- Required action: Within the records, how many lines hold the word "bubble"? State that number alone.

- Provided records:

********

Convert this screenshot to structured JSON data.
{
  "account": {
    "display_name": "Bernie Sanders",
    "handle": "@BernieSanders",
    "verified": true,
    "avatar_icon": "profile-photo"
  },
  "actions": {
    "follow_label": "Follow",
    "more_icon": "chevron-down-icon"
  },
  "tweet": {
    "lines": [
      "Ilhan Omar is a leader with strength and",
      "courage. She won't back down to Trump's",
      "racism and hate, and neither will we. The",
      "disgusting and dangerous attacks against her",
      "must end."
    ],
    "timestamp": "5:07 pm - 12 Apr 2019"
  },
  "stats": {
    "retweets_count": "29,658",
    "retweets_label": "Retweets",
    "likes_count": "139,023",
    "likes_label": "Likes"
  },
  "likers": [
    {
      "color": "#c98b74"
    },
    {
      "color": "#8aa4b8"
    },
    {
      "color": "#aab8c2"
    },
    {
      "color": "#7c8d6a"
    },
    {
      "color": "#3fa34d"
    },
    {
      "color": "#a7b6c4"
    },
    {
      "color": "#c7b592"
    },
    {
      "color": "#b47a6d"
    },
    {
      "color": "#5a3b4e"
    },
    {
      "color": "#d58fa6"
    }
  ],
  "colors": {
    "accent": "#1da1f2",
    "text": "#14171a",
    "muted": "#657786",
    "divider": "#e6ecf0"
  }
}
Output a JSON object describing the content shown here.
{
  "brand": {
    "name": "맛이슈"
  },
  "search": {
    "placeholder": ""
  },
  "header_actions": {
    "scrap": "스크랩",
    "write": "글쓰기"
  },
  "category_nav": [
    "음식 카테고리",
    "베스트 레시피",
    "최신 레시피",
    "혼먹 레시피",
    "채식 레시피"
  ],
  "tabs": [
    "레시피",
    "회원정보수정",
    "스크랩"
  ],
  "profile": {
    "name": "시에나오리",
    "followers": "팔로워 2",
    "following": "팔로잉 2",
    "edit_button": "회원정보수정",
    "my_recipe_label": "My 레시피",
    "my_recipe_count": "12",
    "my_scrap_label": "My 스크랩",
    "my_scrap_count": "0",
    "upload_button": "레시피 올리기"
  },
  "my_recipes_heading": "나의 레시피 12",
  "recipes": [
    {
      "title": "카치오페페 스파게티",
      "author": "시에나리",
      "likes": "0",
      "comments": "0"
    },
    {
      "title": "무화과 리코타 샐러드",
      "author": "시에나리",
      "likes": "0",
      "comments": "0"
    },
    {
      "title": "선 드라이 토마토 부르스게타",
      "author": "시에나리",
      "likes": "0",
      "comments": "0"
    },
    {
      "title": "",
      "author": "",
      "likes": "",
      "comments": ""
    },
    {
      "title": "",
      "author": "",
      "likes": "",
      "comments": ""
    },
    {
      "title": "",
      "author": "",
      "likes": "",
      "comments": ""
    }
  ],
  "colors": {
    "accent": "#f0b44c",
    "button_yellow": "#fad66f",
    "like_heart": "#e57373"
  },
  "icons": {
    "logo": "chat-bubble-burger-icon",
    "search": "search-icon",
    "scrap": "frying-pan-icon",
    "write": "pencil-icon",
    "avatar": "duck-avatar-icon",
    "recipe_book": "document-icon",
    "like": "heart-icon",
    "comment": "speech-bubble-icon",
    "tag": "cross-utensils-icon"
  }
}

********

- Completed exercise: 2